- _Recorded data_
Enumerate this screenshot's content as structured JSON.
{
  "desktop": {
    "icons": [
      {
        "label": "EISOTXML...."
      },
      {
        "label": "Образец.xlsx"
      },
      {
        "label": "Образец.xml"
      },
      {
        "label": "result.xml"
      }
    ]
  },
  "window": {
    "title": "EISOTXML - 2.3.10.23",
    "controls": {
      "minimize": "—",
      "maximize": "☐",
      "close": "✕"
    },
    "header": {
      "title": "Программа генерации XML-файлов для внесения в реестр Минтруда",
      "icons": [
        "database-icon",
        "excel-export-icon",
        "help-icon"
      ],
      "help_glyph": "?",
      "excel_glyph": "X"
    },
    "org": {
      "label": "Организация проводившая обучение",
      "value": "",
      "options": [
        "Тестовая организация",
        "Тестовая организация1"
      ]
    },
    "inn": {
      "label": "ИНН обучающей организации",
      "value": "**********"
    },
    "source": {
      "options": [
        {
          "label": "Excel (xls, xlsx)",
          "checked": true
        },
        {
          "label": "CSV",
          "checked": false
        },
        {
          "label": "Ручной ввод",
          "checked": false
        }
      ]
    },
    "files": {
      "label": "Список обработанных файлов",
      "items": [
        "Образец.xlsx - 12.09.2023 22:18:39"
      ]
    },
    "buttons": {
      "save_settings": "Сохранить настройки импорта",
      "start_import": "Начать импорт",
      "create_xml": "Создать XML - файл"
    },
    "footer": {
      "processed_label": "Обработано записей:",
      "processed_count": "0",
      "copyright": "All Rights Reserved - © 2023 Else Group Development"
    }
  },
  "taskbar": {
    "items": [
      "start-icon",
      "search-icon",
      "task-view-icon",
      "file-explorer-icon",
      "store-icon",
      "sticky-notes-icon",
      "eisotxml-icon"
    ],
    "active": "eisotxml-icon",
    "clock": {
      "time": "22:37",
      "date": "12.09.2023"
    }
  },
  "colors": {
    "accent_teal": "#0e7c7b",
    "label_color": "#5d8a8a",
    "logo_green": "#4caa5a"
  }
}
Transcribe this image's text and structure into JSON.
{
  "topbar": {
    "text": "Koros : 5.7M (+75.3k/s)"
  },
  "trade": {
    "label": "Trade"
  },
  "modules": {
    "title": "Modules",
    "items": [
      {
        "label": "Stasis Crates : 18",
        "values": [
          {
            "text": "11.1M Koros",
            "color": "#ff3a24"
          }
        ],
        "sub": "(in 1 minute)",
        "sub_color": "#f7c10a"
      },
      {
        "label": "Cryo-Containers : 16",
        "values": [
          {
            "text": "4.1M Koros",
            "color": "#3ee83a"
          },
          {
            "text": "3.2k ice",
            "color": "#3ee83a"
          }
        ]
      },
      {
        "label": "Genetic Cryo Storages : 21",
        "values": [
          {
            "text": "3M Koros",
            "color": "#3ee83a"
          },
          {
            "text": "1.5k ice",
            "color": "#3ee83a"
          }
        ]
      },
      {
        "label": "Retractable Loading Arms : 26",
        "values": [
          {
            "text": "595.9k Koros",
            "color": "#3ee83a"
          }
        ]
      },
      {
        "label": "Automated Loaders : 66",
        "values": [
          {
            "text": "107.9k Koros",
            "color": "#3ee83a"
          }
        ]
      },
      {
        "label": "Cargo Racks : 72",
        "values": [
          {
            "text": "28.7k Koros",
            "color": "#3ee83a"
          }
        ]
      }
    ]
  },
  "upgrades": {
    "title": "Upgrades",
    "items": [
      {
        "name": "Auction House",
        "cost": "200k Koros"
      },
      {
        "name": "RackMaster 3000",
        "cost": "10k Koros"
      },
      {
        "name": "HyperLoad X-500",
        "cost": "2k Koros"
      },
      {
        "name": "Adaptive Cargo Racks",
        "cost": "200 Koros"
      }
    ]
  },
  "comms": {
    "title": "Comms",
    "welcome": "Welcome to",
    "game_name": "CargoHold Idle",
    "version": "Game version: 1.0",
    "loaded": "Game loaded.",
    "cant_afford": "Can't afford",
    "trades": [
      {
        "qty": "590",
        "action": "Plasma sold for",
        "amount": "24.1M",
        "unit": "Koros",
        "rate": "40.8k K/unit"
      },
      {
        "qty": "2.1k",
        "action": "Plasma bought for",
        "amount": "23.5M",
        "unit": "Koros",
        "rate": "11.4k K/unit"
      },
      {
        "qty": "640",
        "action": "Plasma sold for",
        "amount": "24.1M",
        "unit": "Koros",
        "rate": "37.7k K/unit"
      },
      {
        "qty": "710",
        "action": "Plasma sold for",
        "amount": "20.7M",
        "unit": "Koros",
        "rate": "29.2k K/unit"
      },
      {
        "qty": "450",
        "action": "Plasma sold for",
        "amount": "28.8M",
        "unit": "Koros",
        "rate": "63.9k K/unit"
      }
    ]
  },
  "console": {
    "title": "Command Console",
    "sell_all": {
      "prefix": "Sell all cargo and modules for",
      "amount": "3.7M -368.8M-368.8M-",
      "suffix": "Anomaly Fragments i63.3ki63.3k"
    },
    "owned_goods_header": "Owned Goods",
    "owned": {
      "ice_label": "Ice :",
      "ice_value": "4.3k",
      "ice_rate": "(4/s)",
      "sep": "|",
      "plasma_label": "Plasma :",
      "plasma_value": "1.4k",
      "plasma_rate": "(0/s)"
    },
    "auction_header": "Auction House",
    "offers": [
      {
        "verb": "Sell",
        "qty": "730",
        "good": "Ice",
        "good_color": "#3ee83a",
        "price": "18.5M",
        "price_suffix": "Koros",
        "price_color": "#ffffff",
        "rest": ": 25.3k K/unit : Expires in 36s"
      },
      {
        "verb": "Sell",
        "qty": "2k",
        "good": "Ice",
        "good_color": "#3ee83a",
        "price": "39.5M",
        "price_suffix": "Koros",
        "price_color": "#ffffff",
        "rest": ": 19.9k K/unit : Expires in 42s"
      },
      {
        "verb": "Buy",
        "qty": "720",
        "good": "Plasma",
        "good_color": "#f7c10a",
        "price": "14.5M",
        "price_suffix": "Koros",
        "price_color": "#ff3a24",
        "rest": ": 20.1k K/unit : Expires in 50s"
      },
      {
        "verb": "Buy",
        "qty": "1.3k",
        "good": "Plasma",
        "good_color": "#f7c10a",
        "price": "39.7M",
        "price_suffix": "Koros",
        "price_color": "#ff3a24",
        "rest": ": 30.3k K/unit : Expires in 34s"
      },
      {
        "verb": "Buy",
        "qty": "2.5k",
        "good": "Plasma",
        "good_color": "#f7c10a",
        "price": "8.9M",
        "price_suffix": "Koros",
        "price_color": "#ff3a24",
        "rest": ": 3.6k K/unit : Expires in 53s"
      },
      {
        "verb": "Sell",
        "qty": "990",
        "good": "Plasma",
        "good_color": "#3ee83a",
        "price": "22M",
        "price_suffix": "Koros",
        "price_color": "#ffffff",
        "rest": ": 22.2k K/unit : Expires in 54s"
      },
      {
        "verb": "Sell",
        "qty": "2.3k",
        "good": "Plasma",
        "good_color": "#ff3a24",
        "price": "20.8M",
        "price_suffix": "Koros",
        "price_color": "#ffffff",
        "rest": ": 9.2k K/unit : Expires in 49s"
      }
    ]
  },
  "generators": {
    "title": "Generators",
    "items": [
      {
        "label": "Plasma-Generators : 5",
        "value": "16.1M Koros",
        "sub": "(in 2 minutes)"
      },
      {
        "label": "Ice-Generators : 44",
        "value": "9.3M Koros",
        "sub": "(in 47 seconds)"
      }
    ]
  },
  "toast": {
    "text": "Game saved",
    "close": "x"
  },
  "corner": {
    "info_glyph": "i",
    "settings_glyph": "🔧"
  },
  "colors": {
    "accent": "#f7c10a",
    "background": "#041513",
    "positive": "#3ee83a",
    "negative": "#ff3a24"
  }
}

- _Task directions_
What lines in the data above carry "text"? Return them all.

- _Response_
Transcribe this image's text and structure into JSON.
    "text": "Koros : 5.7M (+75.3k/s)"
            "text": "11.1M Koros",
            "text": "4.1M Koros",
            "text": "3.2k ice",
            "text": "3M Koros",
            "text": "1.5k ice",
            "text": "595.9k Koros",
            "text": "107.9k Koros",
            "text": "28.7k Koros",
    "text": "Game saved",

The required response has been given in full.